Data protection & the Brexit Trade Deal


On 24 December, in the nick of time, the UK and EU agreed the “Trade and Cooperation Agreement between the European Union and the European Atomic Energy Community, of the one part, and the United Kingdom of Great Britain and Northern Ireland, of the other part”. Catchy title.

For those processing personal data in the UK and EU, the Brexit Trade Deal is a (much-needed) Good News Story. The agreement contains specific provisions prohibiting data localisation requirements, regulating the transfer of Passenger Name Record data, and allowing data sharing for law enforcement purposes. The crucial section for most businesses, however, is Article FINPROV.10A: Interim provision for transmission of personal data to the United Kingdom.

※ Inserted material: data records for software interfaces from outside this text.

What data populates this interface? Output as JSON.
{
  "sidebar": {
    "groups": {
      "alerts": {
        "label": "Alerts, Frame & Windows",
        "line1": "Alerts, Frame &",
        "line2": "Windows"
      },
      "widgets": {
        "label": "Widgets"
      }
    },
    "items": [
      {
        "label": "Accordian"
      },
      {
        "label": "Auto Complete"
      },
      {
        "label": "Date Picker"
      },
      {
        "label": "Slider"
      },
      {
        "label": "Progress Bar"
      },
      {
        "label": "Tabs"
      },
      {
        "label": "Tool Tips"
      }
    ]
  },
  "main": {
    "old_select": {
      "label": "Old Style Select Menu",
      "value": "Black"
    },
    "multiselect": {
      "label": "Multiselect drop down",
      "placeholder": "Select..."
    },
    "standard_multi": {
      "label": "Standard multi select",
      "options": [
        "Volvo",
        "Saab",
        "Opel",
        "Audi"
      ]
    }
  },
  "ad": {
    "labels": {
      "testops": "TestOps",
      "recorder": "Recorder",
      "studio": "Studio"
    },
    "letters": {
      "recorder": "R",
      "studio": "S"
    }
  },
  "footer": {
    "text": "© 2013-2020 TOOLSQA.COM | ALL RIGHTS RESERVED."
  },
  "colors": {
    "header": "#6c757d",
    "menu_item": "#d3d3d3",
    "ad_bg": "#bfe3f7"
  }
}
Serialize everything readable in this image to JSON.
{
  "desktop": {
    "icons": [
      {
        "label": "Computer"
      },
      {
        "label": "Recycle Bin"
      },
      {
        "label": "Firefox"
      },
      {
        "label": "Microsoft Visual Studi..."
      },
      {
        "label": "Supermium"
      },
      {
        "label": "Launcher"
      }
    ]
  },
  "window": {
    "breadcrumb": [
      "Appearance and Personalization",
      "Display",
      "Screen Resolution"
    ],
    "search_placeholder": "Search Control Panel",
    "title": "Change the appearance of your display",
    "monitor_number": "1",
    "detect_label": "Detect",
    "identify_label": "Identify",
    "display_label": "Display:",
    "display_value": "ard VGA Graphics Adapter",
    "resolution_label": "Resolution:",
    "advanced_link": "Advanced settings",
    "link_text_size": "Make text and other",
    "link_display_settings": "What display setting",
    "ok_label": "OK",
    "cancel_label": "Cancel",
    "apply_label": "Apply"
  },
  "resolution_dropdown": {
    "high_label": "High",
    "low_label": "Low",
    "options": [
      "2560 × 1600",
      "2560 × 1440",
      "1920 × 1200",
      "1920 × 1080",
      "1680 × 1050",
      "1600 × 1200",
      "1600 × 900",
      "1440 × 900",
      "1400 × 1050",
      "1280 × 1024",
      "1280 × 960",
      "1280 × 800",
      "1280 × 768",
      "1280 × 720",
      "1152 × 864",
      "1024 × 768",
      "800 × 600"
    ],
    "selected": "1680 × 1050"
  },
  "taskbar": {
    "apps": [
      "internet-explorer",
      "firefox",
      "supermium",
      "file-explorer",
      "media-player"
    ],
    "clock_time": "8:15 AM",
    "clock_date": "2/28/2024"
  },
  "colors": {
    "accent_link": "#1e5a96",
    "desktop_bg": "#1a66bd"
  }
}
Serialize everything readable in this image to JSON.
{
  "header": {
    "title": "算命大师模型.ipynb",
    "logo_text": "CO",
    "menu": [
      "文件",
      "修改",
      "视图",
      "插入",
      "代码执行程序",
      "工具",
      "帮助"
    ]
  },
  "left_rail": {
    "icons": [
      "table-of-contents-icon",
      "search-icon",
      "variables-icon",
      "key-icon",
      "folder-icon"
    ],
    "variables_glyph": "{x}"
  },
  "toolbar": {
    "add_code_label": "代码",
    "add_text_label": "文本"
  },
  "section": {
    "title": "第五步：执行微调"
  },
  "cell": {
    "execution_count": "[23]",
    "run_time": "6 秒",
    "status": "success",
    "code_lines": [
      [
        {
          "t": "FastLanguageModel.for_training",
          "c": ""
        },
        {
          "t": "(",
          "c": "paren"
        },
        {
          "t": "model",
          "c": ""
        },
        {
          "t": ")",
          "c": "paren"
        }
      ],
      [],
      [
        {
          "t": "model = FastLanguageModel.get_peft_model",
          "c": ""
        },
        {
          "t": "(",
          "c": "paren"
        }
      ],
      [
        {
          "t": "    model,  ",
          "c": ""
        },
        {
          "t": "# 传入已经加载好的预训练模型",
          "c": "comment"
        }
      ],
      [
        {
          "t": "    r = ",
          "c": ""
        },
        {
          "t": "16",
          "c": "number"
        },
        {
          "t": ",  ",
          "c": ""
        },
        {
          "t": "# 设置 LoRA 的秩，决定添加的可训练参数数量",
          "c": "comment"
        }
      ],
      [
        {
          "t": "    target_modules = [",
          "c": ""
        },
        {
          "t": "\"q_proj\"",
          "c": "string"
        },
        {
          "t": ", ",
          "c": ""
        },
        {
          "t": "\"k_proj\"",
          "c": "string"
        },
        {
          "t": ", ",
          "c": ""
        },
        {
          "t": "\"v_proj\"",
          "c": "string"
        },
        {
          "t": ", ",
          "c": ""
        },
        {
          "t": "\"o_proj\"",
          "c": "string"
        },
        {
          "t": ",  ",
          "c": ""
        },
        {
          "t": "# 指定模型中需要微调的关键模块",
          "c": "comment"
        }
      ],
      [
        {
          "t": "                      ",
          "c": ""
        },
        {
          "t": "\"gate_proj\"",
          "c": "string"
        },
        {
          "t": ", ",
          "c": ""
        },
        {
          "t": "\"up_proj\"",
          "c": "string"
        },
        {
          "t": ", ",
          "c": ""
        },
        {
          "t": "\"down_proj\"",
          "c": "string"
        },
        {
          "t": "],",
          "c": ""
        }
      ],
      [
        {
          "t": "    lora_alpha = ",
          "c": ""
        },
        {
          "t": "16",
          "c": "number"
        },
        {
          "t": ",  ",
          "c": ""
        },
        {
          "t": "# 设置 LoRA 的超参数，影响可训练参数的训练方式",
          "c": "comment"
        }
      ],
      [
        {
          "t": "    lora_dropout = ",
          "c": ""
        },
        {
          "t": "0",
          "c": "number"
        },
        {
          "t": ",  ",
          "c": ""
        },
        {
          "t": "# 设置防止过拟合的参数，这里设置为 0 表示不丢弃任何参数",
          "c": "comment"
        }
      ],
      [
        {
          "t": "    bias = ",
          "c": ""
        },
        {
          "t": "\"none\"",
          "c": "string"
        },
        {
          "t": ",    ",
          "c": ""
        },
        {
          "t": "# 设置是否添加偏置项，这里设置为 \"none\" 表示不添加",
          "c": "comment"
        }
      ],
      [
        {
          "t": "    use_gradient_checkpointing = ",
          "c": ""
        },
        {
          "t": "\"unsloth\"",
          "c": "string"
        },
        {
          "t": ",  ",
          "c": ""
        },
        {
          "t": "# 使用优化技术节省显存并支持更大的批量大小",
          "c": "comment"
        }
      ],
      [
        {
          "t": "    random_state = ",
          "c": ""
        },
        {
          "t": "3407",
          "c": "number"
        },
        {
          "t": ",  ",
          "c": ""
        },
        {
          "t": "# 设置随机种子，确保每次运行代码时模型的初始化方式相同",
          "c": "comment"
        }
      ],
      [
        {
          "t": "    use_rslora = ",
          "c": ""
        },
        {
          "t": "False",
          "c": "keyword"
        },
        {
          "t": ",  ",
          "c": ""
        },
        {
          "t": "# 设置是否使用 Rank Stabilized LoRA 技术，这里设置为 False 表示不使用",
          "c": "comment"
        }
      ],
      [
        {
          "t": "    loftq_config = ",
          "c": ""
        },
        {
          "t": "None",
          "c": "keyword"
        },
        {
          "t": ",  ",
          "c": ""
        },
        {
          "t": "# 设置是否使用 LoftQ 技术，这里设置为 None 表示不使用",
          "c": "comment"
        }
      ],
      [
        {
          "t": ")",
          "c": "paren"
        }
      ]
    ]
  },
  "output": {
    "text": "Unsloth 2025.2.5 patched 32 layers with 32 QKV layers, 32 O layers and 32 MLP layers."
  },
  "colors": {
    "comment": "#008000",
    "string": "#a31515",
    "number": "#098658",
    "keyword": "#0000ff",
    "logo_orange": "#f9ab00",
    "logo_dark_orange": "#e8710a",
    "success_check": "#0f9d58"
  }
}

Under this Article, transfers of personal data from the EEA to the UK can continue – as the UK will not be treated as ‘third country’ for the purposes of GDPR – until the earlier of: (1) the EU Commission adopting an ‘adequacy decision’ in respect of the UK, which would allow data transfers to continue with no further safeguards required; or (2) 30 April 2021, extendable to 30 June 2021 unless either party objects. During this period, the UK has agreed not to make any changes to its own data transfer regime without the EU’s approval, including adopting new Standard Contractual Clauses or BCRs (except changes bringing UK law in line with EU law). The UK has already committed to allowing data transfers into the EU unimpeded.

It is, of course, possible that this simply buys us few more months, and the end of April/June sees yet another desperate scramble to put in place Standard Contractual Clauses for EU to UK transfers. The more optimistic of us, however, view this as a real intention to grant the UK adequacy status. We all need some positive thinking to kick-start 2021.